Cash became the second man to win the manager of the year award in back-to-back years. The other was Hall of Famer Bobby Cox, who took National League honors while presiding over the Atlanta Braves in 2004 and 2005.

"That's wrong -- I shouldn't be," Cash said of being mentioned in the same sentence as Cox. "But saying that, it's incredibly humbling. When you think about grace in our game, Bobby Cox is right there, certainly as a manager, and then certainly at the top with the impact he had on people. To be able to share something really, really small with him is pretty special."

Cash received 19 of 30 first-place votes from the Baseball Writers' Association of America. Scott Servais of the Seattle Mariners (five), Charlie Montoyo of the Toronto Blue Jays (three), Dusty Baker of the Houston Astros (two) and Alex Cora of the Boston Red Sox (one) also received first-place votes.

Cash, in his seventh season as manager, led the Rays to the AL East title despite losing Blake Snell and Charlie Morton over the offseason and, later, Tyler Glasnow to Tommy John surgery. The Rays opened the season with the fifth-lowest payroll in the sport, but they held off the veteran-laden Red Sox, the young and dynamic Blue Jays and the big-spending New York Yankees, winning the AL East by eight games. The four teams with a lower payroll finished a combined 128 games below .500.

The Rays finished with the third-most wins (100) and the third-highest run-differential (plus-206) in the majors. Only one of their pitchers topped 150 innings, but their staff led the AL in ERA and a major league-record 14 different pitchers recorded saves for them. Only one of their position players, catcher Mike Zunino, was an All-Star when the initial rosters were unveiled, and yet the Rays averaged more runs per game than every team except the Astros.

The Rays were bolstered largely by their defense, which ranked third in outs above average, but more broadly by an efficient use of their roster that routinely placed matchups in their favor. It's a concept that manifests itself from the front office and trickles down to Cash, who, despite being roundly criticized for pulling Snell in Game 6 of the 2020 World Series, has developed into one of the game's sound tacticians.

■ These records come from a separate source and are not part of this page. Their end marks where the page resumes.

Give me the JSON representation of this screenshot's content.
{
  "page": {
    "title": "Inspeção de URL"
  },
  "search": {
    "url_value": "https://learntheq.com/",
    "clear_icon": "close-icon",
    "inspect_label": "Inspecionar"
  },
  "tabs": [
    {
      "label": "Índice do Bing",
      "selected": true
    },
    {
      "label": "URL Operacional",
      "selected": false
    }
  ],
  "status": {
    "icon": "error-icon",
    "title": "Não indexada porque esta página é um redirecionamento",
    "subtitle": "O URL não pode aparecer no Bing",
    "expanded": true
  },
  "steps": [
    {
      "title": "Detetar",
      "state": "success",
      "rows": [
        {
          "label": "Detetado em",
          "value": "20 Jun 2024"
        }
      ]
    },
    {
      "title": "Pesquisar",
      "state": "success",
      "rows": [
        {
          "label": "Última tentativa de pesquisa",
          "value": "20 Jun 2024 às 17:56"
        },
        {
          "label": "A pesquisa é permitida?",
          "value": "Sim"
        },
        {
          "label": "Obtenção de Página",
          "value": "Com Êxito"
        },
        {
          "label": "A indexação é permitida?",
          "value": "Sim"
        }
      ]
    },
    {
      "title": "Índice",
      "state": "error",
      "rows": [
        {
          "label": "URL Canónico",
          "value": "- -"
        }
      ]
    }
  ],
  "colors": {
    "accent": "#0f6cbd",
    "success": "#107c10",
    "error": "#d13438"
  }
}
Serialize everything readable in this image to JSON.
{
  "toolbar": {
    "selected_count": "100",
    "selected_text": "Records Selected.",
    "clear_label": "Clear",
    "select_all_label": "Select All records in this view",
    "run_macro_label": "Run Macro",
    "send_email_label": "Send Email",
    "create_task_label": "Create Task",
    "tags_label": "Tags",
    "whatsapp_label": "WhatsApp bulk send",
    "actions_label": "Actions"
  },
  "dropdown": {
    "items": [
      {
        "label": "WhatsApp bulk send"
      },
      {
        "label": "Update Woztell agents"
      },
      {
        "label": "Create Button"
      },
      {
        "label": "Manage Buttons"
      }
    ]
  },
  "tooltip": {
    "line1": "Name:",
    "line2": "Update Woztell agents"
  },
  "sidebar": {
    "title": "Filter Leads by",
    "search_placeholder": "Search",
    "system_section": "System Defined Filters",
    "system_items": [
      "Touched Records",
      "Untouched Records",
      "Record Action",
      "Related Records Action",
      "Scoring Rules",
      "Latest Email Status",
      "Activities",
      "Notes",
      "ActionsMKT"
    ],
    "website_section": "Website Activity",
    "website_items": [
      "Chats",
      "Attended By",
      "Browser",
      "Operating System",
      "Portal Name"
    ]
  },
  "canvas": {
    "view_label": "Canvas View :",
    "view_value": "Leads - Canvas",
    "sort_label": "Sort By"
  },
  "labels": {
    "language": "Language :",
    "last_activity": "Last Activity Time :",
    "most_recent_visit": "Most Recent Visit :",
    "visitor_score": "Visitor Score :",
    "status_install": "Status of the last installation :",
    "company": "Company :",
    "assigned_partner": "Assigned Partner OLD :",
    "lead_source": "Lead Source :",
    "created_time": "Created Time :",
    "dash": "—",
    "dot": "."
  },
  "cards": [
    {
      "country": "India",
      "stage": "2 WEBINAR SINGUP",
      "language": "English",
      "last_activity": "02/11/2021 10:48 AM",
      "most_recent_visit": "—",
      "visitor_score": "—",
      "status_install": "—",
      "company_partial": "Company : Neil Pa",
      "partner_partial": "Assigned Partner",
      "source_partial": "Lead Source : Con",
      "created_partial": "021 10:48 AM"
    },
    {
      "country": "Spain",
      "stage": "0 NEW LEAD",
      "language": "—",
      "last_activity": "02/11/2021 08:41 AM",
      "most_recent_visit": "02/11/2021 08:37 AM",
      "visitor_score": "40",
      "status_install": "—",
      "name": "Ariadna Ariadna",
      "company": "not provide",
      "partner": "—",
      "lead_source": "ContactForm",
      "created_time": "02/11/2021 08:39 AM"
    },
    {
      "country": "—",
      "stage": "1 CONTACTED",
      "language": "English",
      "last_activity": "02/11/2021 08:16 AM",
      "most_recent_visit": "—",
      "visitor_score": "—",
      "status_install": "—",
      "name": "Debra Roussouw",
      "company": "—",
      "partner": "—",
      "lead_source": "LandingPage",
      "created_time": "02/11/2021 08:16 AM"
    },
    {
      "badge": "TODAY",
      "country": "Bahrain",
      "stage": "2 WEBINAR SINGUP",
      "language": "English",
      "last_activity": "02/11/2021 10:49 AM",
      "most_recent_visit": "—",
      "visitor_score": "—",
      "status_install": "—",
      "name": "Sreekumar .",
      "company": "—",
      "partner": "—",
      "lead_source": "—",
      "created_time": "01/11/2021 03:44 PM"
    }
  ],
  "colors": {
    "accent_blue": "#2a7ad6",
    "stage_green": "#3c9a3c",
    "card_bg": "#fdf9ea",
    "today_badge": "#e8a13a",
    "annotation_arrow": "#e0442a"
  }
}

Cash, 43, was a major league catcher from 2002 to 2010, then served as an advanced scout for the Blue Jays in 2012, and as Cleveland's bullpen coach from 2013 to 2014.

The Rays hired Cash to succeed Joe Maddon in December 2014, at that point making him the youngest manager in the sport. The Rays finished below .500 in their first three seasons under Cash, but they won 90 games in 2018, claimed a wild-card spot in 2019, fell two games shy of a championship in 2020 and set a franchise record for regular-season victories in 2021, ultimately losing to the Red Sox in the AL Championship Series.

Cash identified Glasnow's torn ulnar collateral ligament, which robbed him of the last three and a half months of what could have been a Cy Young season, as one of the biggest obstacles of this season. But he also noted the loss of dominant back-end reliever Nick Anderson for most of the year and the early season trade of shortstop Willy Adames, a popular clubhouse personality. The latter development, however, prompted the arrival of star prospect Wander Franco, who formed a dynamic tandem with Randy Arozarena, the 2021 AL Rookie of the Year.

"Sometimes the experience is invaluable," Cash said, "but there are times throughout the course of a season, and certainly ours, that maybe we didn't have the experience or the reps on our team, but we had the youth, we had the athleticism and ultimately the talent to perform really, really well."